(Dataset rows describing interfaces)

------------------------------------------------------------

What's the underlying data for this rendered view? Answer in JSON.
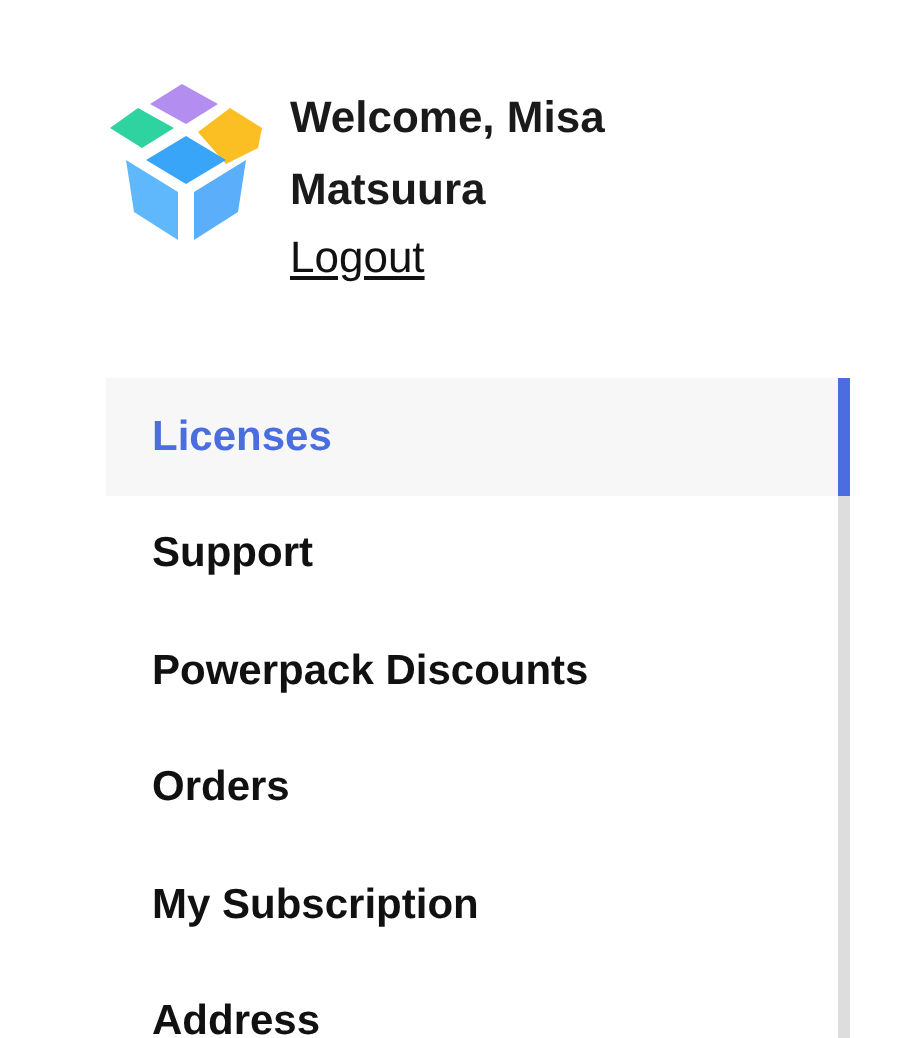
{
  "user": {
    "greeting": "Welcome, Misa Matsuura",
    "logout": "Logout"
  },
  "menu": [
    {
      "label": "Licenses",
      "selected": true
    },
    {
      "label": "Support",
      "selected": false
    },
    {
      "label": "Powerpack Discounts",
      "selected": false
    },
    {
      "label": "Orders",
      "selected": false
    },
    {
      "label": "My Subscription",
      "selected": false
    },
    {
      "label": "Address",
      "selected": false
    }
  ]
}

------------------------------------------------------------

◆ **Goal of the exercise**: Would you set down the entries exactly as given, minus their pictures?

◆ **Answer area**:
What's the underlying data for this rendered view? Answer in JSON.
{
  "user": {
    "greeting": "Welcome, Misa Matsuura",
    "logout": "Logout"
  },
  "menu": [
    {
      "label": "Licenses",
      "selected": true
    },
    {
      "label": "Support",
      "selected": false
    },
    {
      "label": "Powerpack Discounts",
      "selected": false
    },
    {
      "label": "Orders",
      "selected": false
    },
    {
      "label": "My Subscription",
      "selected": false
    },
    {
      "label": "Address",
      "selected": false
    }
  ]
}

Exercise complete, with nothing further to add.